Convergence for a Commons-Based Economy - 18 May
The austerity measures. The run on the banks in Greece. The Euro Crisis.
Will all of this lead to a global monetary crisis?
The bursting of the superbubble should come as no surprise to anyone.
Since the end of the Second World War, Western nations have institutionalized their deficit spending.
The economic miracle of social welfare and the social market was not based on an enlightened new policy.
It was still based on the exploitation of the cheap labor and raw materials of developing nations, holding down wages and suppressing the price of commodities.
Deficit nations are obliged by law to repay their debts to surplus nations. Surplus nation are under no legal obligation to recycle their wealth to deficit nations.
Our present social and ecological crises are a superbubble that is bursting.
It began when government adopted civil law over common or natural law, when common property was transformed into private property, and when interest rates replace the earlier forms of intention and increase expressed though culture and nature for the collective good.
But in recent years, this superbubble has grown to monstrous proportions through the deregulation of the global monetary system in the 1970s, the deregulation of the global financial system in the 80s, the deregulation of the global trading system in the 90s, and the deregulation of global aid and philanthropy in the 2000s.
Proposals for adjusting the global system through market prices and government regulations are falling short.
The market and state were not created to manage culture of the biosphere.
At best, the market and state can only express short-term, individual incentives for sustainability.
The price system elicits individual incentives for sustainability for individual consumers through prices.
Government elicits individual incentives for sustainability through the taxation of individual citizens.
In the end, these individual incentives do not add up to the collective intentions for sustainability that reflect the interests of the people and the living systems of the planet.
This can only be expressed through the value of our common assets, the resources that belong to all of Earth’s living creatures.
Today, the value of the commons is being expressed outside of the market and the state through nature, society, culture, intellectual resources and the internet, as well as through our collective genes and all living systems.
Imagine a future in which the replenishment and sustainability of all of these commons are express through the value of the money that we use.
The collective value of humanity -- which is artificially expressed for us through a handful of Central Bankers who set the rate of interest for all nations -- may be replaced by a sustainability rate which expresses the collective intentions of the people of the planet for sustainability.
This is what the commons is all about.
We are at the beginning of this process.
My work over the past several years has been in helping local groups to identify, manage and create value through their resources outside the purview of market prices and government regulation.
I’ve been helping communities set up trusts that formalize the co-production and co-governance of their commons.
Before setting up trusts, however, I counsel these groups to set up social charters.
This is a multistakeholder deliberation process to decide whether or not to create a legal and fiduciary trust to maintain their community’s resources for the future.
A good example is the WANA Forum, which has been discussing crossborder water and energy sharing agreements in the Middle East for the past four years.
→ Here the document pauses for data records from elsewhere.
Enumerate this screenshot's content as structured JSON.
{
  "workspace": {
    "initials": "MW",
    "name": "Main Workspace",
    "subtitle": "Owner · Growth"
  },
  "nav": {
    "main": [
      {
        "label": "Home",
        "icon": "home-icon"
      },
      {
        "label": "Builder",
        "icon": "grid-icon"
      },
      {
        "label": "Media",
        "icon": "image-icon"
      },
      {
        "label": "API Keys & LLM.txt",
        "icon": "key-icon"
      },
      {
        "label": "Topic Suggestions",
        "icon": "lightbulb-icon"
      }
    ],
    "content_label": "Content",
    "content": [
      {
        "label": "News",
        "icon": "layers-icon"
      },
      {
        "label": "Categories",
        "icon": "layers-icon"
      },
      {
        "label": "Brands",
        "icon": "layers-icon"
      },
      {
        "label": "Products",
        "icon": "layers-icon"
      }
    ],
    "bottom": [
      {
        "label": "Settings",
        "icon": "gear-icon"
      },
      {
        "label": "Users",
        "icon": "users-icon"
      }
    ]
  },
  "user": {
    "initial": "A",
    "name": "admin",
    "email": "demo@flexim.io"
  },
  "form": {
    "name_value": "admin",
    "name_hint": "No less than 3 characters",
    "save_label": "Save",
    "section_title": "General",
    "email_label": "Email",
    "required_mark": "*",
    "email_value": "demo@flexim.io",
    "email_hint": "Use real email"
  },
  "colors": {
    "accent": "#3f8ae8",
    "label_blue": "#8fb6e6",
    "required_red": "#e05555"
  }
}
This will lead to a social charter for these resources at the non-governmental levels in the region, contributing greatly to economic and political stability.
I have enjoyed presenting these twelve seminars.
We, too, are building a community.
This community may also decide to create a social charter and a trust eventually, since it is already in the process of identifying its unique mission as a knowledge commons, as well as a social and cultural commons.
It is up to you to decide how to consolidate this, if you choose to do so.
This twelfth seminar is about committing to next steps.
I can advise and support you, but the process is really yours to create.